by Sarah Jaquette Ray, author of A Field Guide to Climate Anxiety: How to Keep Your Cool on a Warming Planet

It’s been a week of total chaos. As the chair of the environmental studies department at Humboldt State, I’ve been stressed about assuaging students’ worries about disrupted classes, whether they’ll keep their campus jobs, and their families’ safety.

To boot, I have had two kids sick with the flu all week. My partner (who also works full-time) and I have been negotiating childcare responsibilities every day, and now their school has closed; like everyone else, we are now balancing homeschooling and our jobs. Let’s just say, I have never found the mundane normalcy of folding laundry so comforting and necessary.

But uncertainty and fear can make daily tasks and responsibilities seem pointless in the face of such an enormous threat. I know all about overwhelming anxiety; I wrote a book about to publish concerning climate anxiety and the tools we all can develop to face an uncertain future with compassion, joy, and action. COVID-19 may seem unrelated to climate change. However, coronavirus is climate change. As scientists have warned, an increase in diseases and pandemics is an expected result of climate change along with extreme weather events and sea level rise. I’m not being politically opportunistic when I connect the two; science shows that there is a direct, causal connection. In fact, the only way we will ever perceive climate change is through things like coronavirus and extreme weather events. The worst response is to crumble; there are things we can do right now to make it through this crisis.

Commit to be disciplined in your consumption of news media.

We need to have a disciplined approach to the stories we pay attention to. It’s important to be informed, absolutely, but it’s equally important to think critically about the stories we consume. News is designed to exploit and amplify fears. You may feel that checking the news is the only action you can take; redirect your energies where it’s needed. Check sites that you trust and that are not trafficking in spreading fear, such as the Washington Post piece on flattening the curve, and your local news reporting, which helps explain what’s happening locally—the place that matters most. Local news and local organizers can help us find ways to be useful.

Commit to focus on your communities.

Relatedly, this is a great chance to tap into our relationships with our communities. And if we don’t have relationships with our neighbors, now is a good time to start building them! Where the media reflexively looks for threats, the people and communities who are resilient will find opportunity. Social networks are more important in times of disaster than ever, especially when isolation is our main strategy to flatten the curve. How can we build social ties while engaging in social distancing? There are immediate answers, like helping get supplies and medications to elderly folks nearby, and pressuring local representatives to support businesses and schools. Get involved with organized mutual aid efforts. Yet coronavirus is also presenting longer-term opportunities for building community that we must commit to after this storm has passed, because another storm is on the horizon. Don’t wait for a crisis to work on changing the social structures that compound them.

Commit to take care of yourself.

Let’s have reasonable expectations for ourselves.

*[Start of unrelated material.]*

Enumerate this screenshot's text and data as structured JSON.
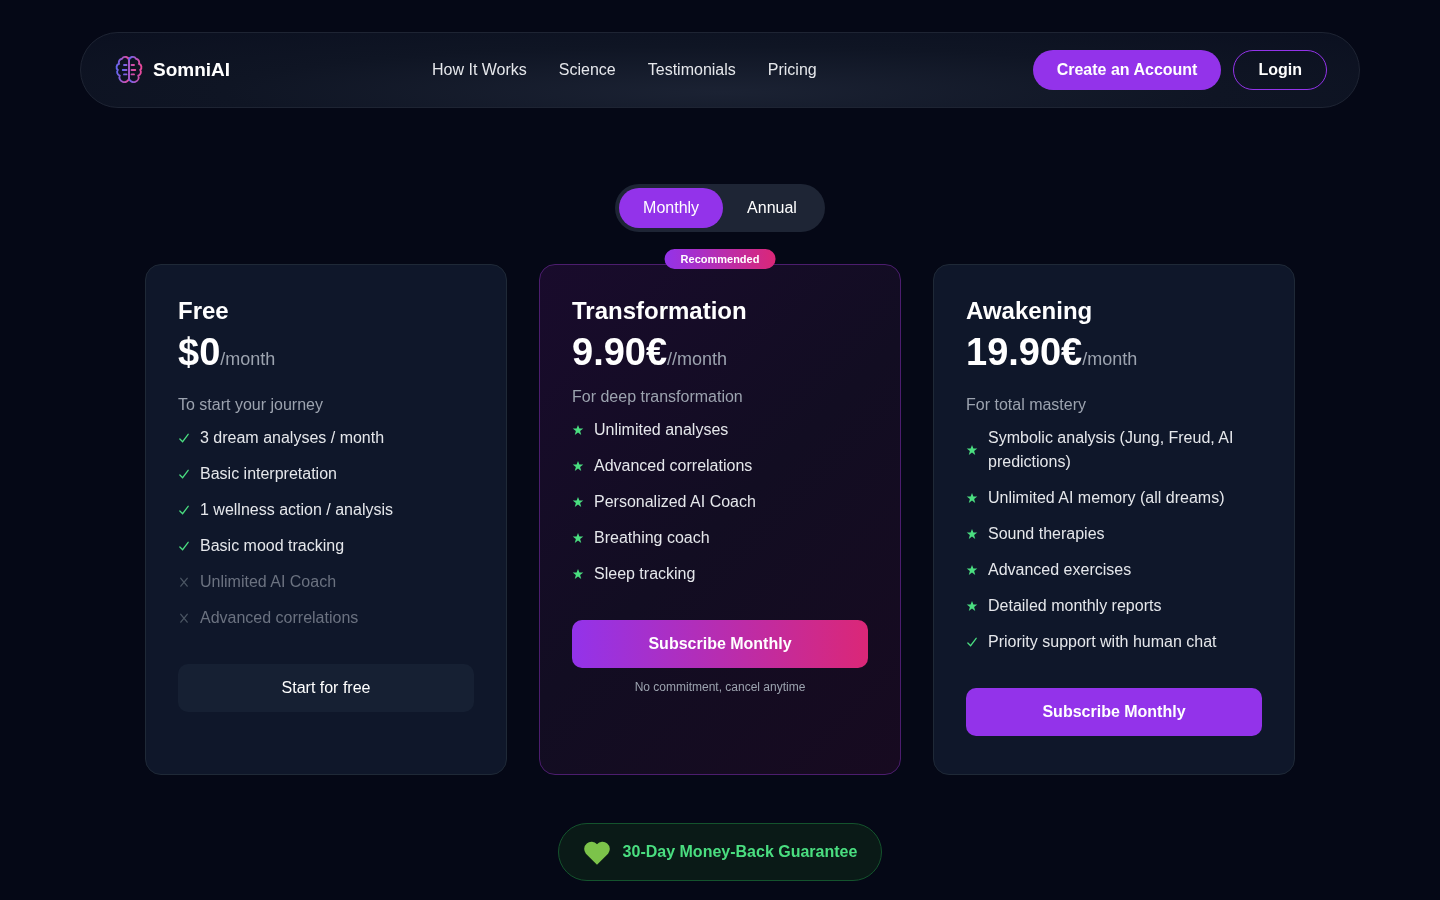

Positive stories about professional athletes paying stadium employees’ salaries while sports are on hiatus are encouraging. But all of us can take comparable actions; scale your actions to what you are able to do. It can be as simple as texting a friend to check in or picking up a new mindfulness exercise. It can be cleaning the common area of your apartment building or creating new rituals of gratitude. It can be getting creative about new forms of worship, new definitions of normalcy, or new pleasure in old places—practices that ground us so we can approach others with equanimity and generosity.

I did an exercise with my seniors on our last day meeting face-to-face before going online. We brainstormed qualities of a resilient community in crisis. I reminded them of what we had learned by reading Rebecca Solnit’s A Paradise Built in Hell, in which she describes the humanity and resourcefulness that arise in crisis.

This was easy for them. They had been studying this in all of their climate change and sustainability courses. They listed many impressive ideas that felt starkly different from what we were seeing in the current response to the coronavirus. They provided detailed examples of empathy, mutual aid, collective support and communication, i.e., social structures of care that can withstand economic and societal impacts.

But then I asked: what does this mean for us, for our community of students? What does it mean for our class to be resilient in crisis? What skills does this moment require of us?

All of a sudden, what they had been learning in their courses became extremely relevant. This is what they had been training for, this is what environmental studies as a discipline can provide. We have been training for community resilience in times of (climate) crisis, so what better way to practice their knowledge? I told them it was their job to practice the things they brainstormed in the coming months. I told them, you got this.

Commit to feeding what you want to grow.

I’m consciously turning my intention and attention toward the things that I want to grow in the midst of this crisis: community, relationships, personal strength against stress, my kids’ resilience in turbulence, good leadership, empathy, communication, knowledge sharing, and a feeling of abundance. In this moment, every act of kindness could quite literally be a matter of life and death. That’s what climate change demands of us. That’s what coronavirus demands of us.

A Field Guide to Climate Anxiety will publish on Earth Day and is available for pre-order now. UC Press encourages supporting your indie and local bookstores during these especially uncertain times.